Exercise prompt - In the entries below, find each line bearing the string "your" and copy it.

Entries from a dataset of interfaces

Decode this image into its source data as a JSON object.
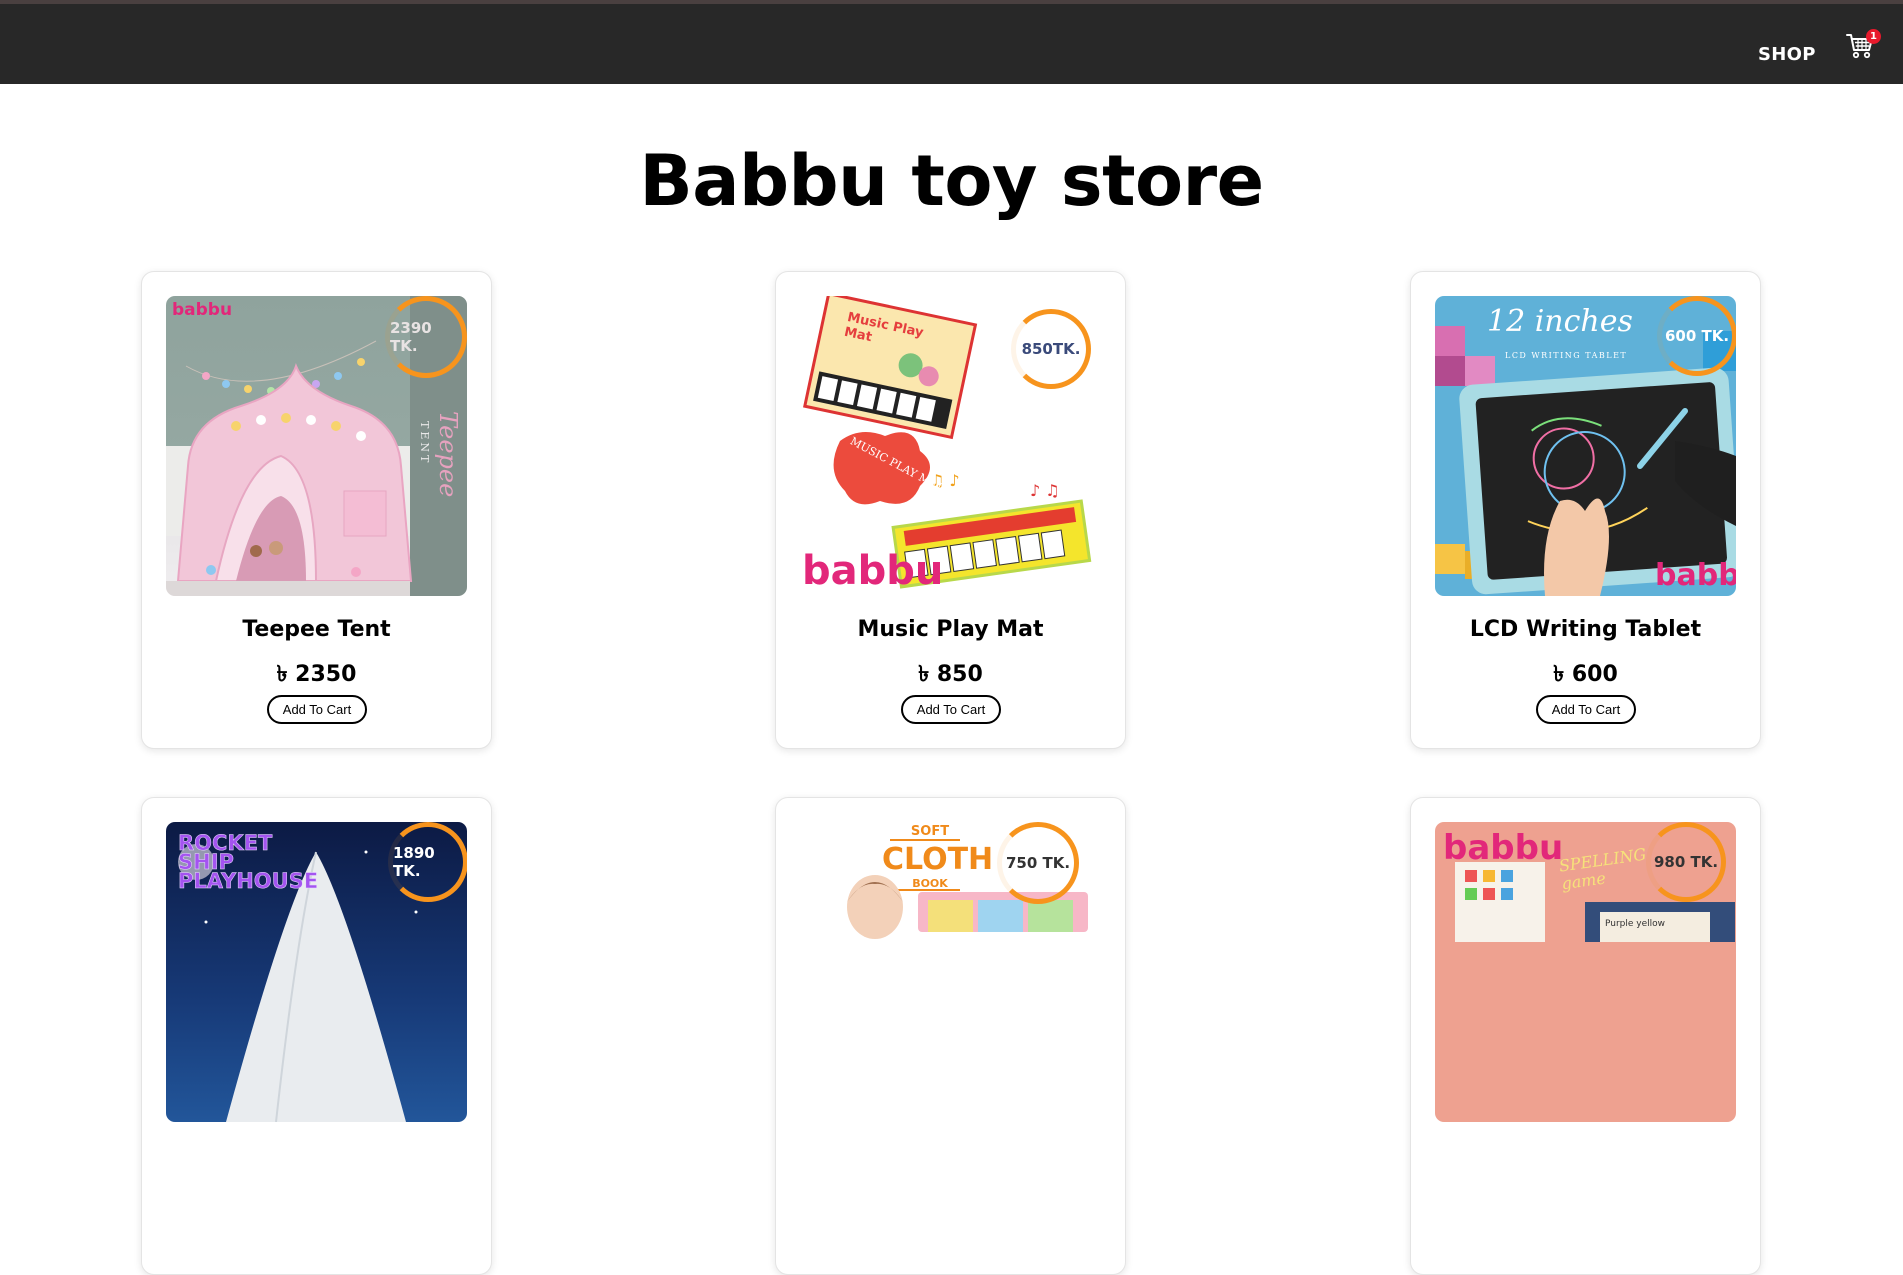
{
  "nav": {
    "shop_label": "SHOP",
    "cart_count": "1"
  },
  "page": {
    "title": "Babbu toy store"
  },
  "products": [
    {
      "name": "Teepee Tent",
      "price": "৳ 2350",
      "badge_price": "2390 TK.",
      "img_text_1": "Teepee",
      "img_text_2": "TENT",
      "logo": "babbu",
      "button": "Add To Cart"
    },
    {
      "name": "Music Play Mat",
      "price": "৳ 850",
      "badge_price": "850TK.",
      "img_text_1": "Music Play Mat",
      "img_text_2": "MUSIC PLAY MAT",
      "logo": "babbu",
      "button": "Add To Cart"
    },
    {
      "name": "LCD Writing Tablet",
      "price": "৳ 600",
      "badge_price": "600 TK.",
      "img_text_1": "12 inches",
      "img_text_2": "LCD WRITING TABLET",
      "logo": "babbu",
      "button": "Add To Cart"
    },
    {
      "badge_price": "1890 TK.",
      "img_text_1": "ROCKET SHIP PLAYHOUSE"
    },
    {
      "badge_price": "750 TK.",
      "img_text_1": "SOFT",
      "img_text_2": "CLOTH",
      "img_text_3": "BOOK"
    },
    {
      "badge_price": "980 TK.",
      "img_text_1": "SPELLING game",
      "img_text_2": "Purple   yellow",
      "logo": "babbu"
    }
  ]
}
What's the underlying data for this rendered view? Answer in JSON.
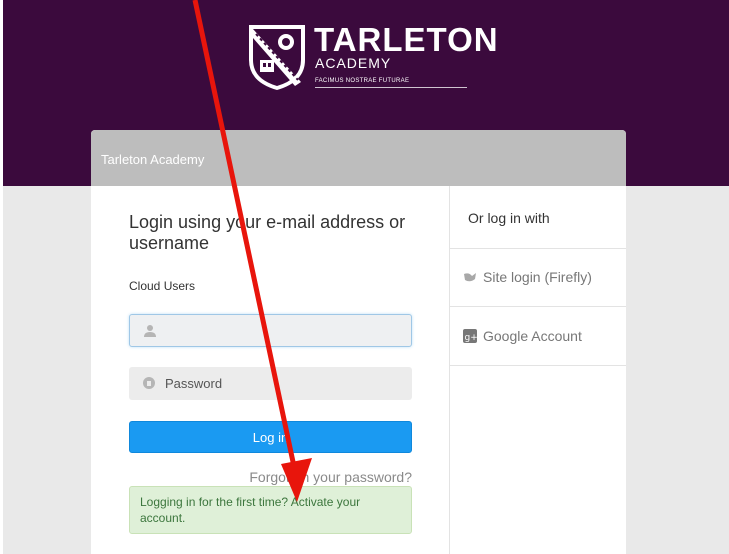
{
  "logo": {
    "name": "TARLETON",
    "subtitle": "ACADEMY",
    "motto": "FACIMUS NOSTRAE FUTURAE"
  },
  "card": {
    "title": "Tarleton Academy"
  },
  "login": {
    "heading": "Login using your e-mail address or username",
    "cloud_label": "Cloud Users",
    "username_placeholder": "",
    "password_placeholder": "Password",
    "login_button": "Log in",
    "forgot_link": "Forgotten your password?",
    "first_time_message": "Logging in for the first time? Activate your account."
  },
  "alternatives": {
    "heading": "Or log in with",
    "items": [
      {
        "label": "Site login (Firefly)",
        "icon": "firefly-icon"
      },
      {
        "label": "Google Account",
        "icon": "google-plus-icon"
      }
    ]
  },
  "colors": {
    "header": "#3b0a3d",
    "button": "#1a9af2",
    "annotation_arrow": "#e8150c",
    "alert_bg": "#dff0d8"
  }
}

The answer -
    "heading": "Login using your e-mail address or username",
    "forgot_link": "Forgotten your password?",
    "first_time_message": "Logging in for the first time? Activate your account."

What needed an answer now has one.